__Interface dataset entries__
Content starts
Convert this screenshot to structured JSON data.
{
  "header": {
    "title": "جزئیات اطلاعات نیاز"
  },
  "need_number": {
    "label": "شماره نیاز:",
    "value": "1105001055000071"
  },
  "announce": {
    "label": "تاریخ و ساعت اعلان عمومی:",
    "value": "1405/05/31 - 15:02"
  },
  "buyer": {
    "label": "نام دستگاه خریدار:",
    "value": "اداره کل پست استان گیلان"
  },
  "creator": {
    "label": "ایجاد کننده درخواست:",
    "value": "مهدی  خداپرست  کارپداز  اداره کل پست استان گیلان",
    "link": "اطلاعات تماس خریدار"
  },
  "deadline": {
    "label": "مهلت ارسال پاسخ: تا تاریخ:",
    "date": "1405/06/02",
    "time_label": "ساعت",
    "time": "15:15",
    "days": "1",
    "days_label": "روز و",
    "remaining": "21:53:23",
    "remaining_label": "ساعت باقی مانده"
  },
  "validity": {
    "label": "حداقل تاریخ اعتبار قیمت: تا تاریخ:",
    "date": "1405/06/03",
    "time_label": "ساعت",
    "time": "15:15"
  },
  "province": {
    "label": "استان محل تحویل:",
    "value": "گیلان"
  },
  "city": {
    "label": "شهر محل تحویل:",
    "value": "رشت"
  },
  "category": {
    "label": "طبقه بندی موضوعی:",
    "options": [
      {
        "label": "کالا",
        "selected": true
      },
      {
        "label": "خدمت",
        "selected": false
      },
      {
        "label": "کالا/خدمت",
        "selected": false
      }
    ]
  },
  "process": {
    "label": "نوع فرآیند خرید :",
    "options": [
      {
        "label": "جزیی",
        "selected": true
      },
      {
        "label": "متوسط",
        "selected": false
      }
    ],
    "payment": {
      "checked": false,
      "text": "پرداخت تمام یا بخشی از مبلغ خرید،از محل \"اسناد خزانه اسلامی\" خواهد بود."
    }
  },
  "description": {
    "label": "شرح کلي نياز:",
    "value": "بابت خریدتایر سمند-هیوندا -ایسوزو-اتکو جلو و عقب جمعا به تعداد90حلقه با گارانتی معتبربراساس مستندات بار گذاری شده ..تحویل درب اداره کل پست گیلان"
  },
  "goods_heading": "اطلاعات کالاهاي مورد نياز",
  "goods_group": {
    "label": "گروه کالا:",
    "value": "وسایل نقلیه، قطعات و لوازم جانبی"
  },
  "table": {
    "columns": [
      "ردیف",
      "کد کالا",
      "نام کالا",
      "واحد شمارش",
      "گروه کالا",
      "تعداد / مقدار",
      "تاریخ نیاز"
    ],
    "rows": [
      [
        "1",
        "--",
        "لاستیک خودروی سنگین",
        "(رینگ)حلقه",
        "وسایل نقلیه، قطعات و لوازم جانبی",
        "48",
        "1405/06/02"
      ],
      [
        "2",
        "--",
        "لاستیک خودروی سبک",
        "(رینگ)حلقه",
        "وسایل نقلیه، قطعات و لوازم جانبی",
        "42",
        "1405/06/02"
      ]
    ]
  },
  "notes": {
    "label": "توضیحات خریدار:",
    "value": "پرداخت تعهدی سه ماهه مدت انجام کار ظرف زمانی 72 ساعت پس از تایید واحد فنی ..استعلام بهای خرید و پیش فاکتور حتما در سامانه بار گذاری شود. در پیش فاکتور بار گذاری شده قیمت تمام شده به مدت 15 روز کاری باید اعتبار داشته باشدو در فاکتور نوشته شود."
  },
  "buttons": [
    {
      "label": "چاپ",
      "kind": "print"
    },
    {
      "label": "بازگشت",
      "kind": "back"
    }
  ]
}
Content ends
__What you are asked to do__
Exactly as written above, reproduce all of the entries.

__Output of the exercise__
Convert this screenshot to structured JSON data.
{
  "header": {
    "title": "جزئیات اطلاعات نیاز"
  },
  "need_number": {
    "label": "شماره نیاز:",
    "value": "1105001055000071"
  },
  "announce": {
    "label": "تاریخ و ساعت اعلان عمومی:",
    "value": "1405/05/31 - 15:02"
  },
  "buyer": {
    "label": "نام دستگاه خریدار:",
    "value": "اداره کل پست استان گیلان"
  },
  "creator": {
    "label": "ایجاد کننده درخواست:",
    "value": "مهدی  خداپرست  کارپداز  اداره کل پست استان گیلان",
    "link": "اطلاعات تماس خریدار"
  },
  "deadline": {
    "label": "مهلت ارسال پاسخ: تا تاریخ:",
    "date": "1405/06/02",
    "time_label": "ساعت",
    "time": "15:15",
    "days": "1",
    "days_label": "روز و",
    "remaining": "21:53:23",
    "remaining_label": "ساعت باقی مانده"
  },
  "validity": {
    "label": "حداقل تاریخ اعتبار قیمت: تا تاریخ:",
    "date": "1405/06/03",
    "time_label": "ساعت",
    "time": "15:15"
  },
  "province": {
    "label": "استان محل تحویل:",
    "value": "گیلان"
  },
  "city": {
    "label": "شهر محل تحویل:",
    "value": "رشت"
  },
  "category": {
    "label": "طبقه بندی موضوعی:",
    "options": [
      {
        "label": "کالا",
        "selected": true
      },
      {
        "label": "خدمت",
        "selected": false
      },
      {
        "label": "کالا/خدمت",
        "selected": false
      }
    ]
  },
  "process": {
    "label": "نوع فرآیند خرید :",
    "options": [
      {
        "label": "جزیی",
        "selected": true
      },
      {
        "label": "متوسط",
        "selected": false
      }
    ],
    "payment": {
      "checked": false,
      "text": "پرداخت تمام یا بخشی از مبلغ خرید،از محل \"اسناد خزانه اسلامی\" خواهد بود."
    }
  },
  "description": {
    "label": "شرح کلي نياز:",
    "value": "بابت خریدتایر سمند-هیوندا -ایسوزو-اتکو جلو و عقب جمعا به تعداد90حلقه با گارانتی معتبربراساس مستندات بار گذاری شده ..تحویل درب اداره کل پست گیلان"
  },
  "goods_heading": "اطلاعات کالاهاي مورد نياز",
  "goods_group": {
    "label": "گروه کالا:",
    "value": "وسایل نقلیه، قطعات و لوازم جانبی"
  },
  "table": {
    "columns": [
      "ردیف",
      "کد کالا",
      "نام کالا",
      "واحد شمارش",
      "گروه کالا",
      "تعداد / مقدار",
      "تاریخ نیاز"
    ],
    "rows": [
      [
        "1",
        "--",
        "لاستیک خودروی سنگین",
        "(رینگ)حلقه",
        "وسایل نقلیه، قطعات و لوازم جانبی",
        "48",
        "1405/06/02"
      ],
      [
        "2",
        "--",
        "لاستیک خودروی سبک",
        "(رینگ)حلقه",
        "وسایل نقلیه، قطعات و لوازم جانبی",
        "42",
        "1405/06/02"
      ]
    ]
  },
  "notes": {
    "label": "توضیحات خریدار:",
    "value": "پرداخت تعهدی سه ماهه مدت انجام کار ظرف زمانی 72 ساعت پس از تایید واحد فنی ..استعلام بهای خرید و پیش فاکتور حتما در سامانه بار گذاری شود. در پیش فاکتور بار گذاری شده قیمت تمام شده به مدت 15 روز کاری باید اعتبار داشته باشدو در فاکتور نوشته شود."
  },
  "buttons": [
    {
      "label": "چاپ",
      "kind": "print"
    },
    {
      "label": "بازگشت",
      "kind": "back"
    }
  ]
}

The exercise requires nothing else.